Unlike a Roomba, which just uses a little sweeper to pick up debris, this robot actually includes a vacuum. The image above shows that the cylindrical body is wrapped in an LED matrix, with an ultrasonic sensor on the front for obstacle avoidance. The robot uses a CAN bus to control the various modules inside. We don’t think there’s any autonomous function, but that’s made up for by the remote control. It communicates via a ZigBee module, and includes a d-pad, touch screen, and accelerometer.We’re a little bit hazy on how the games are played, but there are at least two interactive version: one called ball, and another modeled after the classic game of missile command.
You can check out the source code for the project in their repository, or join us after the break for two demo videos.
Continue reading “Robot vacuum makes cleaning into a game”
The next time you set off for a long day in the coal mines, forget the canary – bring your Roomba along instead!
While we are pretty sure that canaries are no longer used in the mining industry, this Roomba hack could make a suitable replacement if they were. A team from the Public Laboratory for Open Technology and Science (PLOTS) recently showed off a Roomba which they modified to test an area’s air quality. Using an Arduino and a volatile organic chemical (VOC) detecting air quality sensor, the Roomba goes about its normal business, lighting an LED any time it encounters overly contaminated air. When captured via a long exposure image, the process creates a “bad air” map of sorts, with the polluted areas highlighted by the glow of the LED.
While the Roomba currently only detects VOCs, the team plans on adding additional sensors in the near future to expand its functionality. The Roomba is merely a proof of concept at the moment, but we imagine that similar technology will be adapted for use in unmanned explorations of chemically hostile environments, if that hasn’t happened already.
[via DVice] [Image via TechnologyReview]
When we first heard of [Dino]’s all-terrain Roomba, we hoped the ‘stair-climbing Roomba’ problem had finally been solved, but the final build turned out much cooler.
A year ago, [Dino] built a small robot based on a rocker-bogie suspension. This suspension system has been used on every Mars rover, including the huge Mars Science Labratory scheduled to land on Mars next year. [Dino] beefed up the suspension from the previous version and changed the wheels and center of gravity. Now, the little Roomba rover seems quite capable of climbing over objects as tall as itself.
The control of the rover is similar to other Roomba hacks we’ve seen – just tapping a few transistors. [Dino] is using a Seeduino and an ultrasonic sensor to avoid collisions. [Dino] says that he’s thinking about pivoting each wheel independently to get around the skid-steering, but maybe an omnidirectional wheel would be better suited.

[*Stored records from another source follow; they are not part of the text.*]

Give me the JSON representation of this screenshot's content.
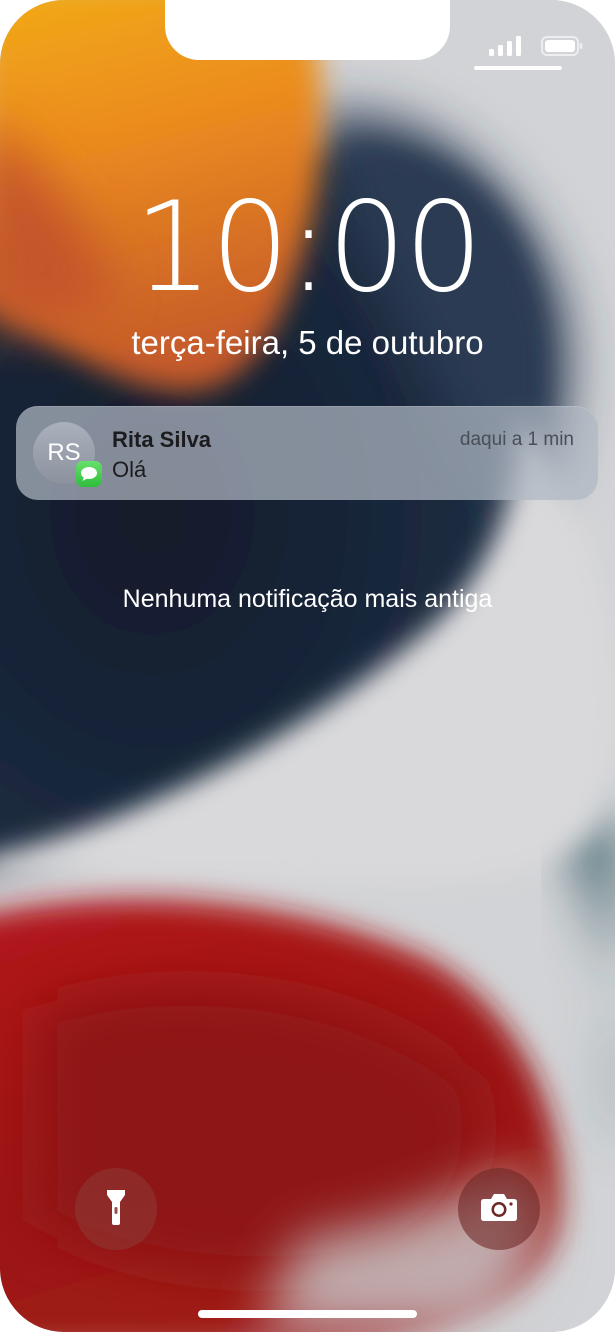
{
  "lockscreen": {
    "time": "10:00",
    "date": "terça-feira, 5 de outubro",
    "no_older_notifications": "Nenhuma notificação mais antiga"
  },
  "status_bar": {
    "icons": [
      "signal-icon",
      "battery-icon"
    ]
  },
  "notification": {
    "avatar_initials": "RS",
    "sender": "Rita Silva",
    "message": "Olá",
    "time": "daqui a 1 min",
    "app_icon": "messages-icon"
  },
  "quick_actions": {
    "left_icon": "flashlight-icon",
    "right_icon": "camera-icon"
  },
  "colors": {
    "messages_green": "#34c759",
    "notification_bg": "#b0b8c4"
  }
}
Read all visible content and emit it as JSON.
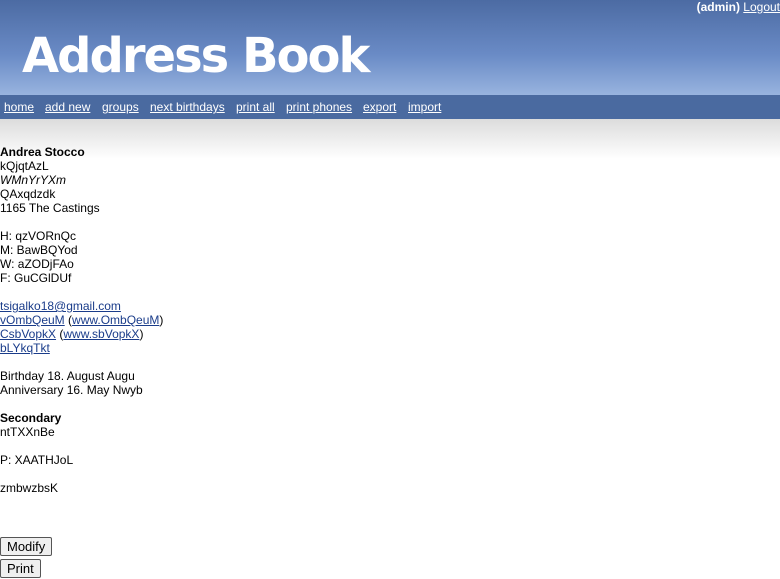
{
  "header": {
    "user": "(admin)",
    "logout_label": "Logout",
    "logo_text": "Address Book"
  },
  "nav": {
    "home": "home",
    "add_new": "add new",
    "groups": "groups",
    "next_birthdays": "next birthdays",
    "print_all": "print all",
    "print_phones": "print phones",
    "export": "export",
    "import": "import"
  },
  "contact": {
    "name": "Andrea Stocco",
    "nickname": "kQjqtAzL",
    "title": "WMnYrYXm",
    "company": "QAxqdzdk",
    "address": "1165 The Castings",
    "phone_home": "H: qzVORnQc",
    "phone_mobile": "M: BawBQYod",
    "phone_work": "W: aZODjFAo",
    "fax": "F: GuCGlDUf",
    "email": "tsigalko18@gmail.com",
    "link1_label": "vOmbQeuM",
    "link1_url": "www.OmbQeuM",
    "link2_label": "CsbVopkX",
    "link2_url": "www.sbVopkX",
    "link3_label": "bLYkqTkt",
    "birthday": "Birthday 18. August Augu",
    "anniversary": "Anniversary 16. May Nwyb",
    "secondary_heading": "Secondary",
    "secondary_address": "ntTXXnBe",
    "secondary_phone": "P: XAATHJoL",
    "notes": "zmbwzbsK"
  },
  "buttons": {
    "modify": "Modify",
    "print": "Print"
  }
}
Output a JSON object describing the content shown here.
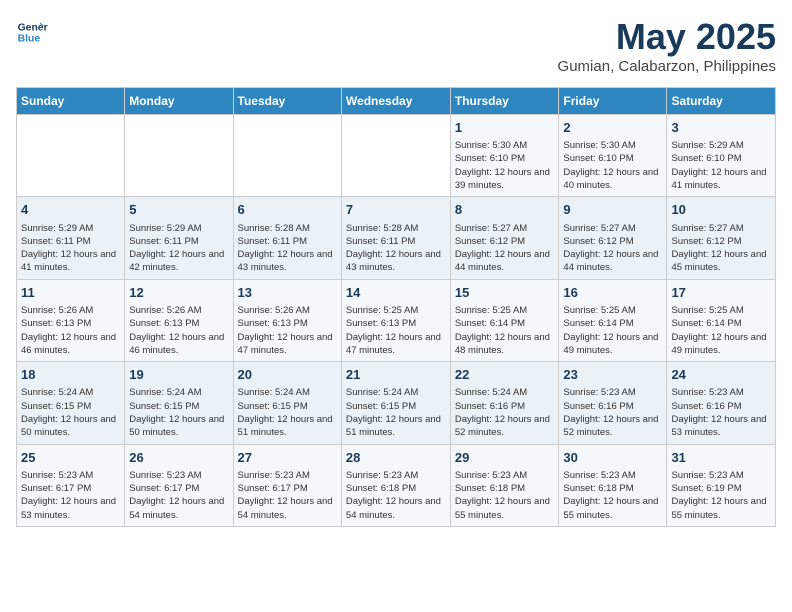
{
  "logo": {
    "line1": "General",
    "line2": "Blue"
  },
  "title": "May 2025",
  "subtitle": "Gumian, Calabarzon, Philippines",
  "weekdays": [
    "Sunday",
    "Monday",
    "Tuesday",
    "Wednesday",
    "Thursday",
    "Friday",
    "Saturday"
  ],
  "weeks": [
    [
      {
        "day": "",
        "info": ""
      },
      {
        "day": "",
        "info": ""
      },
      {
        "day": "",
        "info": ""
      },
      {
        "day": "",
        "info": ""
      },
      {
        "day": "1",
        "info": "Sunrise: 5:30 AM\nSunset: 6:10 PM\nDaylight: 12 hours and 39 minutes."
      },
      {
        "day": "2",
        "info": "Sunrise: 5:30 AM\nSunset: 6:10 PM\nDaylight: 12 hours and 40 minutes."
      },
      {
        "day": "3",
        "info": "Sunrise: 5:29 AM\nSunset: 6:10 PM\nDaylight: 12 hours and 41 minutes."
      }
    ],
    [
      {
        "day": "4",
        "info": "Sunrise: 5:29 AM\nSunset: 6:11 PM\nDaylight: 12 hours and 41 minutes."
      },
      {
        "day": "5",
        "info": "Sunrise: 5:29 AM\nSunset: 6:11 PM\nDaylight: 12 hours and 42 minutes."
      },
      {
        "day": "6",
        "info": "Sunrise: 5:28 AM\nSunset: 6:11 PM\nDaylight: 12 hours and 43 minutes."
      },
      {
        "day": "7",
        "info": "Sunrise: 5:28 AM\nSunset: 6:11 PM\nDaylight: 12 hours and 43 minutes."
      },
      {
        "day": "8",
        "info": "Sunrise: 5:27 AM\nSunset: 6:12 PM\nDaylight: 12 hours and 44 minutes."
      },
      {
        "day": "9",
        "info": "Sunrise: 5:27 AM\nSunset: 6:12 PM\nDaylight: 12 hours and 44 minutes."
      },
      {
        "day": "10",
        "info": "Sunrise: 5:27 AM\nSunset: 6:12 PM\nDaylight: 12 hours and 45 minutes."
      }
    ],
    [
      {
        "day": "11",
        "info": "Sunrise: 5:26 AM\nSunset: 6:13 PM\nDaylight: 12 hours and 46 minutes."
      },
      {
        "day": "12",
        "info": "Sunrise: 5:26 AM\nSunset: 6:13 PM\nDaylight: 12 hours and 46 minutes."
      },
      {
        "day": "13",
        "info": "Sunrise: 5:26 AM\nSunset: 6:13 PM\nDaylight: 12 hours and 47 minutes."
      },
      {
        "day": "14",
        "info": "Sunrise: 5:25 AM\nSunset: 6:13 PM\nDaylight: 12 hours and 47 minutes."
      },
      {
        "day": "15",
        "info": "Sunrise: 5:25 AM\nSunset: 6:14 PM\nDaylight: 12 hours and 48 minutes."
      },
      {
        "day": "16",
        "info": "Sunrise: 5:25 AM\nSunset: 6:14 PM\nDaylight: 12 hours and 49 minutes."
      },
      {
        "day": "17",
        "info": "Sunrise: 5:25 AM\nSunset: 6:14 PM\nDaylight: 12 hours and 49 minutes."
      }
    ],
    [
      {
        "day": "18",
        "info": "Sunrise: 5:24 AM\nSunset: 6:15 PM\nDaylight: 12 hours and 50 minutes."
      },
      {
        "day": "19",
        "info": "Sunrise: 5:24 AM\nSunset: 6:15 PM\nDaylight: 12 hours and 50 minutes."
      },
      {
        "day": "20",
        "info": "Sunrise: 5:24 AM\nSunset: 6:15 PM\nDaylight: 12 hours and 51 minutes."
      },
      {
        "day": "21",
        "info": "Sunrise: 5:24 AM\nSunset: 6:15 PM\nDaylight: 12 hours and 51 minutes."
      },
      {
        "day": "22",
        "info": "Sunrise: 5:24 AM\nSunset: 6:16 PM\nDaylight: 12 hours and 52 minutes."
      },
      {
        "day": "23",
        "info": "Sunrise: 5:23 AM\nSunset: 6:16 PM\nDaylight: 12 hours and 52 minutes."
      },
      {
        "day": "24",
        "info": "Sunrise: 5:23 AM\nSunset: 6:16 PM\nDaylight: 12 hours and 53 minutes."
      }
    ],
    [
      {
        "day": "25",
        "info": "Sunrise: 5:23 AM\nSunset: 6:17 PM\nDaylight: 12 hours and 53 minutes."
      },
      {
        "day": "26",
        "info": "Sunrise: 5:23 AM\nSunset: 6:17 PM\nDaylight: 12 hours and 54 minutes."
      },
      {
        "day": "27",
        "info": "Sunrise: 5:23 AM\nSunset: 6:17 PM\nDaylight: 12 hours and 54 minutes."
      },
      {
        "day": "28",
        "info": "Sunrise: 5:23 AM\nSunset: 6:18 PM\nDaylight: 12 hours and 54 minutes."
      },
      {
        "day": "29",
        "info": "Sunrise: 5:23 AM\nSunset: 6:18 PM\nDaylight: 12 hours and 55 minutes."
      },
      {
        "day": "30",
        "info": "Sunrise: 5:23 AM\nSunset: 6:18 PM\nDaylight: 12 hours and 55 minutes."
      },
      {
        "day": "31",
        "info": "Sunrise: 5:23 AM\nSunset: 6:19 PM\nDaylight: 12 hours and 55 minutes."
      }
    ]
  ]
}
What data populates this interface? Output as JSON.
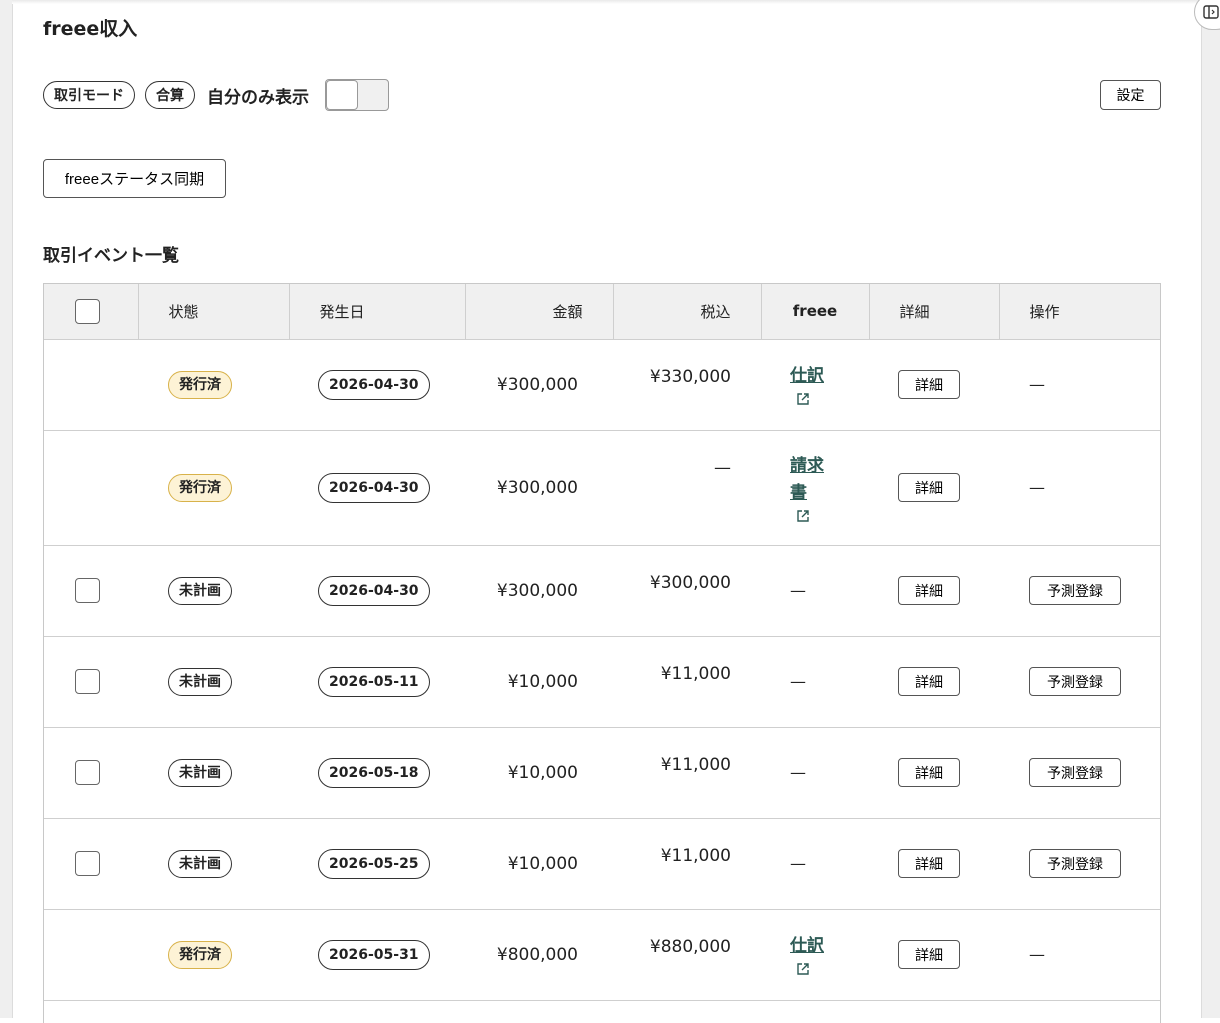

Check out the video after the break for a demo of the Roomba rover traversing the treacherous boulder strewn terrain in [Dino]’s garage.
Continue reading “Converting a Roomba into a Mars rover”